Go through the data and report each line that holds the string "NOVEMBRE".

─── SOURCE MATERIAL ───

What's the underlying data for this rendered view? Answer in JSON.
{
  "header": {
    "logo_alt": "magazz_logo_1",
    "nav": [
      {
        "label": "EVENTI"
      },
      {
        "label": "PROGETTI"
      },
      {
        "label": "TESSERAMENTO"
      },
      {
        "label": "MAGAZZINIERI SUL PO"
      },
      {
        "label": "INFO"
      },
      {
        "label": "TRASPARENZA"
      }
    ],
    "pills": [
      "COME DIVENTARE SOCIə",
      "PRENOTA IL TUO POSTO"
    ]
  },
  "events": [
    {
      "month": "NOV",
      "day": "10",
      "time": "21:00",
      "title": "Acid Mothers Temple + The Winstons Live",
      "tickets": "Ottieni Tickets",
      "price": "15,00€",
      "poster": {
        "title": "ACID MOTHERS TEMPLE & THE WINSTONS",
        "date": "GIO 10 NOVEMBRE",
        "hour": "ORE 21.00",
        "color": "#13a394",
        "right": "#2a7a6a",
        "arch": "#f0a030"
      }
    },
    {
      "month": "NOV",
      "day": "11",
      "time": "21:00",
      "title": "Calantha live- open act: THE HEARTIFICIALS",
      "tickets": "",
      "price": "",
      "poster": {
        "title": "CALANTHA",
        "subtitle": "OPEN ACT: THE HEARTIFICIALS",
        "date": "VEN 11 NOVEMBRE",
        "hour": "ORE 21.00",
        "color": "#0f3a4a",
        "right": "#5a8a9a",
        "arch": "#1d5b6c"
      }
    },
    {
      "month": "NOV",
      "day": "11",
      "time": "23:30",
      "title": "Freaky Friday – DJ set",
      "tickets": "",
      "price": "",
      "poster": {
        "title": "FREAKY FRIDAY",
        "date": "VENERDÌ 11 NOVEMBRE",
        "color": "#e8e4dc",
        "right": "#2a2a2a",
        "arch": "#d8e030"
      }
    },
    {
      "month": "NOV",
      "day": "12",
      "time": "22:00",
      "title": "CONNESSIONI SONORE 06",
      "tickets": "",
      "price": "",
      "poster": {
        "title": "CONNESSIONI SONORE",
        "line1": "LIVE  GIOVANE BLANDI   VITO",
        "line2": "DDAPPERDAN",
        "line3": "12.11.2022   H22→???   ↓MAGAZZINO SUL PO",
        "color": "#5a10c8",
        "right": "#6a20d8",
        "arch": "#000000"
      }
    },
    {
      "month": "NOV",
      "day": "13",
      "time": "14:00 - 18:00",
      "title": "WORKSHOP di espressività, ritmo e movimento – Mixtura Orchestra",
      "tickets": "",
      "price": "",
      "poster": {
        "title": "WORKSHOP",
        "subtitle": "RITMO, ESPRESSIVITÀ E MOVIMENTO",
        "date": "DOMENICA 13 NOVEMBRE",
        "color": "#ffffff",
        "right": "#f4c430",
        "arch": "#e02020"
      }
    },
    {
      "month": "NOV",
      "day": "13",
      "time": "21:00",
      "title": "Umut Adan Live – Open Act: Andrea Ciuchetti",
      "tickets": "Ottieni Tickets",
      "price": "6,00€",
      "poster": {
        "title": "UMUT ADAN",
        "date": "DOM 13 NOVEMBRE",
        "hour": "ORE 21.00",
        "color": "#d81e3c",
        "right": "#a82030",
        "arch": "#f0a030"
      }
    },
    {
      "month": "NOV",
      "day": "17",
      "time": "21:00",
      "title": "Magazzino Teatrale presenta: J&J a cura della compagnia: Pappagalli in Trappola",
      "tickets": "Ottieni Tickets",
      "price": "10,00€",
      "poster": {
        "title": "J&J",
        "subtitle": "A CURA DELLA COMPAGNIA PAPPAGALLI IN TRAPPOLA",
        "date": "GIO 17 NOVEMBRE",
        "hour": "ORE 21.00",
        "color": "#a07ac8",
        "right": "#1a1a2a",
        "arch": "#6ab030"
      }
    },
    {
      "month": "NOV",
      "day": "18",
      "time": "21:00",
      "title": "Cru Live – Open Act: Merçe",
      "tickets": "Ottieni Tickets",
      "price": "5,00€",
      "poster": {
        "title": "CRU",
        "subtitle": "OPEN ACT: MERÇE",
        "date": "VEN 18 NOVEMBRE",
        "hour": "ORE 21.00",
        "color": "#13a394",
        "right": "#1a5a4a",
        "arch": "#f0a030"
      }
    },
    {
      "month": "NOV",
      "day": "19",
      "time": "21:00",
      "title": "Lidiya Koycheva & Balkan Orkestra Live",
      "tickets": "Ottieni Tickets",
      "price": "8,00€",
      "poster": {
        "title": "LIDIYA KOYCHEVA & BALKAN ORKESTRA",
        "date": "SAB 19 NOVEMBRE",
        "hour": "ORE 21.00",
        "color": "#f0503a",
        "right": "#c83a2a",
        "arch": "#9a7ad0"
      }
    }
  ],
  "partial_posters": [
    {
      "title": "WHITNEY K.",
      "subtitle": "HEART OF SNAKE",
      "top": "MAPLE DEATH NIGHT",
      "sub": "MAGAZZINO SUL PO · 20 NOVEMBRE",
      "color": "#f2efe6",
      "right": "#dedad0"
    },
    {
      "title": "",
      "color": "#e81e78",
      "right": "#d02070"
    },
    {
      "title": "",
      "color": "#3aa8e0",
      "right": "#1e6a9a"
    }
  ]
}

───

▶ _OUTPUT_
        "date": "GIO 10 NOVEMBRE",
        "date": "VEN 11 NOVEMBRE",
        "date": "VENERDÌ 11 NOVEMBRE",
        "date": "DOMENICA 13 NOVEMBRE",
        "date": "DOM 13 NOVEMBRE",
        "date": "GIO 17 NOVEMBRE",
        "date": "VEN 18 NOVEMBRE",
        "date": "SAB 19 NOVEMBRE",
      "sub": "MAGAZZINO SUL PO · 20 NOVEMBRE",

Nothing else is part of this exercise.